Blues At My Baby’s House (Buddy Guy)

Messrs Beck and Clapton are certainly very good at what they do, but like that most talented-yet-overrated of psychedelic blues-rockers Jimi Hendrix, they ripped off a lot of what they did from a gallery of illustrious predecessors. This magpie mind-set is hard to fault – ripping off your elders seems to be how music progresses, with one generation cherry-picking from the ones that preceded it, fusing this with their own stylistic preferences, and producing something new(ish). The sad part comes when their venerable forbears don’t get a smidgen of the airplay or acclaim – not to mention remuneration – afforded to the whippersnappers who wouldn’t have got anywhere without them. Continue reading “Blues At My Baby’s House (Buddy Guy)”


All The Madmen (David Bowie)
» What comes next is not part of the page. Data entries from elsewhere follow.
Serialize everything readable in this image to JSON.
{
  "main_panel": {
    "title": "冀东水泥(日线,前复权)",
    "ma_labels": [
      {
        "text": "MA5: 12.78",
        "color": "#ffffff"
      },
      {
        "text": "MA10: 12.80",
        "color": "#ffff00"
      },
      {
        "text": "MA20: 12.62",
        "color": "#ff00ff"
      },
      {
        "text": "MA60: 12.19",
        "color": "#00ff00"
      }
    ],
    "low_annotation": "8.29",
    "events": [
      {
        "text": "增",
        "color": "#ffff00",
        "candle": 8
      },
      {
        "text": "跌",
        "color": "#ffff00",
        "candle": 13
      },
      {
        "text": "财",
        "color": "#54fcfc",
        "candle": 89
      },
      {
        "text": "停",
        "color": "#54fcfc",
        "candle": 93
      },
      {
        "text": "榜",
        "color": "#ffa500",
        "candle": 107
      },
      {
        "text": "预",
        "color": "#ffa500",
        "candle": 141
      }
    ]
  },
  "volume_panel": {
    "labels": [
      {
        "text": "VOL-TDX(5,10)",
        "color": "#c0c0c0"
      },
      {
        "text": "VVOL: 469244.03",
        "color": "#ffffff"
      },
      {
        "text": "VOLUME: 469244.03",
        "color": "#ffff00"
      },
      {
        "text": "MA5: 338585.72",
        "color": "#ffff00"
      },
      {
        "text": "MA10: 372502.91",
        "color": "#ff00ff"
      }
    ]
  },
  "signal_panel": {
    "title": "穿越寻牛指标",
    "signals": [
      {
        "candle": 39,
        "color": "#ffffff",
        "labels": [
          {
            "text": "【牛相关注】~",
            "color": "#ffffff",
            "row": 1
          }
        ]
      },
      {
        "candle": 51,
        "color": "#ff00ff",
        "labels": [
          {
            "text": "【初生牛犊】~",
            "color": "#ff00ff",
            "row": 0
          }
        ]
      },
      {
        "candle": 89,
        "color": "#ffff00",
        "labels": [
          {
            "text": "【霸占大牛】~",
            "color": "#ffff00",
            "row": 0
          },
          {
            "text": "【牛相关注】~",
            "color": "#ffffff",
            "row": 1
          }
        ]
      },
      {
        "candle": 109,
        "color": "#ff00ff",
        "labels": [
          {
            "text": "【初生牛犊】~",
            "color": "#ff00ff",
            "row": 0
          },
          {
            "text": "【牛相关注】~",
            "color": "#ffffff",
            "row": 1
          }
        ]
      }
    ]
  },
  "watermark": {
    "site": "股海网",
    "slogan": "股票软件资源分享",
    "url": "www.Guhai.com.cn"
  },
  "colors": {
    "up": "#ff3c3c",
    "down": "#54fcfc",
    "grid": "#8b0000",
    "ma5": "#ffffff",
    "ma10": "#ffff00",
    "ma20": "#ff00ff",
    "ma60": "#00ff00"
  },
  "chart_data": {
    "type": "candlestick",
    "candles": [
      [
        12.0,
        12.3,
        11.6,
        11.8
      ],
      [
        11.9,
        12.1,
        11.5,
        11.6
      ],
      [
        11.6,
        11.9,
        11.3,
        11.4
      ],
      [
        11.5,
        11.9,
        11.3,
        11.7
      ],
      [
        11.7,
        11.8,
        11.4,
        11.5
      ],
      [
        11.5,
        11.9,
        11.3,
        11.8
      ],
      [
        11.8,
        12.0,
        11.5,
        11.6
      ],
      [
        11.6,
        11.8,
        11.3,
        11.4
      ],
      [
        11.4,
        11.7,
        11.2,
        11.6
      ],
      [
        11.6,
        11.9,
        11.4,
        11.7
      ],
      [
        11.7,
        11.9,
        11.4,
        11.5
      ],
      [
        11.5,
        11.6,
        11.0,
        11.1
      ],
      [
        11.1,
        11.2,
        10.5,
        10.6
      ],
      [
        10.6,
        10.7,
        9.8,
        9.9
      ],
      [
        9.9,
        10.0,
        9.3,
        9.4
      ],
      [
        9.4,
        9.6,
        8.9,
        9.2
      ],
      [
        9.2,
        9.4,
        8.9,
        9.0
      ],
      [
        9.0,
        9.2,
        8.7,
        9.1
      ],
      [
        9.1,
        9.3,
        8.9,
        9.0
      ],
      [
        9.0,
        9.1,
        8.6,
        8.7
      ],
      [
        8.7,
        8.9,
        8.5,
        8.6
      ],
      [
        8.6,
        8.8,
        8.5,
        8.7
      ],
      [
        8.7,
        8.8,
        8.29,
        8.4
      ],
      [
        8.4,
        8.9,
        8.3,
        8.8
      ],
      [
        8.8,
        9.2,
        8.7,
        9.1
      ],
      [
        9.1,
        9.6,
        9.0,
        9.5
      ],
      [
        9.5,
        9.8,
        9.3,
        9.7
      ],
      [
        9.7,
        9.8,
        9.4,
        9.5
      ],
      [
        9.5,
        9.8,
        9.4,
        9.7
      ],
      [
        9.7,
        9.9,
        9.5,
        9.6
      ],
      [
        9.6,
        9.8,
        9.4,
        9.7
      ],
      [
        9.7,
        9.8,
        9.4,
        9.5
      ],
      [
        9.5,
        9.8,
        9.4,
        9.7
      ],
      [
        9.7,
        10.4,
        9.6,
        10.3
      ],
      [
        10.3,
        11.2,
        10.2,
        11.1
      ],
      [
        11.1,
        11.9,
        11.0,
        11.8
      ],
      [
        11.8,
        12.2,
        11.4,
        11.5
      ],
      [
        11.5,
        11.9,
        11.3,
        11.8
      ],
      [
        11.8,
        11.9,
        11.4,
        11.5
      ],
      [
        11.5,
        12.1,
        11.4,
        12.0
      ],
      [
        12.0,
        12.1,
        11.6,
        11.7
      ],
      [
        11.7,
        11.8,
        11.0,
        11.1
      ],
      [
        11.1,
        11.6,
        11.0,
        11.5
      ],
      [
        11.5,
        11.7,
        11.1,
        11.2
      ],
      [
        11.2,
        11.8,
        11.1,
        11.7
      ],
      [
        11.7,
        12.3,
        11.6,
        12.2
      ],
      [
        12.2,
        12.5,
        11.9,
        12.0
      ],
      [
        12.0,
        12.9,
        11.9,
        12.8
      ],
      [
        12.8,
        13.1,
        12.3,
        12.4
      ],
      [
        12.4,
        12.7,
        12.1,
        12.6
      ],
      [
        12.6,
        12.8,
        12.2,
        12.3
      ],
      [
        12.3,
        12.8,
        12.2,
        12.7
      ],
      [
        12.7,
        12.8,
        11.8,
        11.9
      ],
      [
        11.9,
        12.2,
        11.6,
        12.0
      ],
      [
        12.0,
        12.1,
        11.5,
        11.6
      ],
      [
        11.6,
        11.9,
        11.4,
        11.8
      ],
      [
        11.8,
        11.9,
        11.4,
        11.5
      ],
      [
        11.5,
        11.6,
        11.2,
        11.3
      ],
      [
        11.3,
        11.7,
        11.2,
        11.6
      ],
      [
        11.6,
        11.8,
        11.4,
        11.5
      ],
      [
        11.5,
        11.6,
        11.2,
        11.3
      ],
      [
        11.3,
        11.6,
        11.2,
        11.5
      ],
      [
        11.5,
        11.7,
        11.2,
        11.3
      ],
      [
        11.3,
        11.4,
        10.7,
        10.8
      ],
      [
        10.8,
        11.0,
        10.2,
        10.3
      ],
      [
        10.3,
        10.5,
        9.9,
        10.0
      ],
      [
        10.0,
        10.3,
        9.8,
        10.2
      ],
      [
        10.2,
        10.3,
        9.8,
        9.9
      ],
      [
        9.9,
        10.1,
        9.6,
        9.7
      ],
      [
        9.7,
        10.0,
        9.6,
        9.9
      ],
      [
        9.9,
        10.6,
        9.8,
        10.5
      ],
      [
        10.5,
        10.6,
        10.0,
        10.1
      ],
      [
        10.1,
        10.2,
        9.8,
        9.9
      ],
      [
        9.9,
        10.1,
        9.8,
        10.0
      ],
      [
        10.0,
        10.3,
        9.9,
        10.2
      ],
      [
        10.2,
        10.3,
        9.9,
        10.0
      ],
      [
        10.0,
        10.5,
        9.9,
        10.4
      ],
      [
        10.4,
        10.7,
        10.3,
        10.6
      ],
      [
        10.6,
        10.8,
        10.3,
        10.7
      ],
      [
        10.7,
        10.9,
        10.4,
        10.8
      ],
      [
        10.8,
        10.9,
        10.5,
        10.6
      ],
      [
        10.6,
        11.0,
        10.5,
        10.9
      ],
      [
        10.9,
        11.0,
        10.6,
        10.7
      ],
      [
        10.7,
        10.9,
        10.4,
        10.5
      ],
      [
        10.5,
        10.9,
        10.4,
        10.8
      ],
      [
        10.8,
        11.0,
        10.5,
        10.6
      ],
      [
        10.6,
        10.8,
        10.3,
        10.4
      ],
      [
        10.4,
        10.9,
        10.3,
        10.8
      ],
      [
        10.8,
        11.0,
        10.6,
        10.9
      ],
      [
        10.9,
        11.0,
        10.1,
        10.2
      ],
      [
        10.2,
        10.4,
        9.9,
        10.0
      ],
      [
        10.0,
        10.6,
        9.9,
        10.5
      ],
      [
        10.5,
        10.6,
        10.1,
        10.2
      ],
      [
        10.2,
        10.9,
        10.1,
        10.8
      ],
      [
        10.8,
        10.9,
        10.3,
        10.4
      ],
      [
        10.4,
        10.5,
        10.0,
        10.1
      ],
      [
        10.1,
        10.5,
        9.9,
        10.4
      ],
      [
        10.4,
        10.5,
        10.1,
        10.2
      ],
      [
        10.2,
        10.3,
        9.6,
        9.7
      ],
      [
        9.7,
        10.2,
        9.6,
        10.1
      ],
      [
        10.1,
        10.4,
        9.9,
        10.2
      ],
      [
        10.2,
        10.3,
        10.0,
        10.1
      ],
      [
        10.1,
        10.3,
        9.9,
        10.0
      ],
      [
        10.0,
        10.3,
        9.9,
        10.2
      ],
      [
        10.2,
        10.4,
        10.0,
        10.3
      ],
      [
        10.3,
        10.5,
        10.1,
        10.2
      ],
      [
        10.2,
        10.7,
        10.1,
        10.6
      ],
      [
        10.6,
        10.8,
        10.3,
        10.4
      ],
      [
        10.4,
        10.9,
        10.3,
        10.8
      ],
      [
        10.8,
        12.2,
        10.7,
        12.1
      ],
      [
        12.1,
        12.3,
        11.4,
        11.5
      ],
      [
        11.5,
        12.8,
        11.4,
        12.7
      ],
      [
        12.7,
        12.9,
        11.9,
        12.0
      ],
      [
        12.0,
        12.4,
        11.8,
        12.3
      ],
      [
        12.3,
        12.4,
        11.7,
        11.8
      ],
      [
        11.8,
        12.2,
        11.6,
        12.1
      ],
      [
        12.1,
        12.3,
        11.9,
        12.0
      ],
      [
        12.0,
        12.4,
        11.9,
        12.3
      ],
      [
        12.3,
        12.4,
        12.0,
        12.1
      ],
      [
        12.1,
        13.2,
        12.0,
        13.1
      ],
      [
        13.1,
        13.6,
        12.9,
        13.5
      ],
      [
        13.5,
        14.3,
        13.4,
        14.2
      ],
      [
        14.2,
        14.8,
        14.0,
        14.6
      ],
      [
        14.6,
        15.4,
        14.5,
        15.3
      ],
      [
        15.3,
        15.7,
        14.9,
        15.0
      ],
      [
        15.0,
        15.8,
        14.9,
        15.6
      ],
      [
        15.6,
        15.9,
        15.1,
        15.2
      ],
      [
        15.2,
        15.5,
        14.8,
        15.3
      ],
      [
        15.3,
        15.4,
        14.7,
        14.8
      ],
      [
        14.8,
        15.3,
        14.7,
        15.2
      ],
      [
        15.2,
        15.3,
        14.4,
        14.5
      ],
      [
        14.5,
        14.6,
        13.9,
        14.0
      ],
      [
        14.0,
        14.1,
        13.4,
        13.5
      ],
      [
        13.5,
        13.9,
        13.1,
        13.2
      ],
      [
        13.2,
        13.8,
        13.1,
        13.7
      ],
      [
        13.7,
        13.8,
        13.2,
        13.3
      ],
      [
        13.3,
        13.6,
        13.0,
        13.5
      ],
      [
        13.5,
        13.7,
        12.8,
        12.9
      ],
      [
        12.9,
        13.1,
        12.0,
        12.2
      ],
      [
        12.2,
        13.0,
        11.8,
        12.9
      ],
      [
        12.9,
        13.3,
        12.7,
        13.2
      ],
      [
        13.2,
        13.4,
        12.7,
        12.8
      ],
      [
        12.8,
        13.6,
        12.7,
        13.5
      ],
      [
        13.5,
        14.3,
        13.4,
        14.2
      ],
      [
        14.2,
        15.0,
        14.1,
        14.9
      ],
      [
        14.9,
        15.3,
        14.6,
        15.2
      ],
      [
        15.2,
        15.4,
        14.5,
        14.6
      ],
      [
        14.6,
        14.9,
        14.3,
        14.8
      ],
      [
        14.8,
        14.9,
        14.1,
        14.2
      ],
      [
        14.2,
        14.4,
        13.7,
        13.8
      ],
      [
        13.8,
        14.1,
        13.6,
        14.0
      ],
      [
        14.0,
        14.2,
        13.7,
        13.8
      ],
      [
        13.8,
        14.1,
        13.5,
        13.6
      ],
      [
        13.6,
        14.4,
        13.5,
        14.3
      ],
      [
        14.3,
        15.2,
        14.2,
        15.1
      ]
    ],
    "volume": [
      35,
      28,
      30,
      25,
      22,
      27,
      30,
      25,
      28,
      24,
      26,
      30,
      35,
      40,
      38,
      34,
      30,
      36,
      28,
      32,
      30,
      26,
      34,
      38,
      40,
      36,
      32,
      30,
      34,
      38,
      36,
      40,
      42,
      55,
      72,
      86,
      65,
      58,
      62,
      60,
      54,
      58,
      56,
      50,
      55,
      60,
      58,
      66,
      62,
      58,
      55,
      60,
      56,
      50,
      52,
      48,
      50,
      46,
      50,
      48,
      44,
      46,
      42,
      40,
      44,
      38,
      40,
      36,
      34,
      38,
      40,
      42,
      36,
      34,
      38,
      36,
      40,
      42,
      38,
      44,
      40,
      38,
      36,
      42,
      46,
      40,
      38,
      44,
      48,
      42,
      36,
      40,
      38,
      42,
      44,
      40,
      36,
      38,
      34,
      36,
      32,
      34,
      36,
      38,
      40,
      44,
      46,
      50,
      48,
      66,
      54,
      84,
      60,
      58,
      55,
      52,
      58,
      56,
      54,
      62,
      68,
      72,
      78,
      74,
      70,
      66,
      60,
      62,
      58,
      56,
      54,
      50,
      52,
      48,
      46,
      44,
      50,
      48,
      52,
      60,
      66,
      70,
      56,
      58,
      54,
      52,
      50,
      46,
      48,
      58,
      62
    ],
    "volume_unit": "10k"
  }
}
Shuffle glibly through David Bowie’s commercial highlights – ‘Heroes’, Changes, Let’s Dance etc – and you won’t come away with the image of a songwriter whose principal thematic ingredients include crippling paranoia, isolation, totalitarianism, dystopia, Nietzchian supermen, the occult, various shades of emotional anguish and madness. In Bowie’s darker work, the last one has proved to be a particular preoccupation. As a boy, the young David was close to his half-brother Terry Burns, a charismatic jazz-buff who introduced Bowie to the scratchy improvisations of Ornette Coleman and was influential in shaping his brother’s later avant-garde proclivities. Terry was also schizophrenic. Continue reading “All The Madmen (David Bowie)”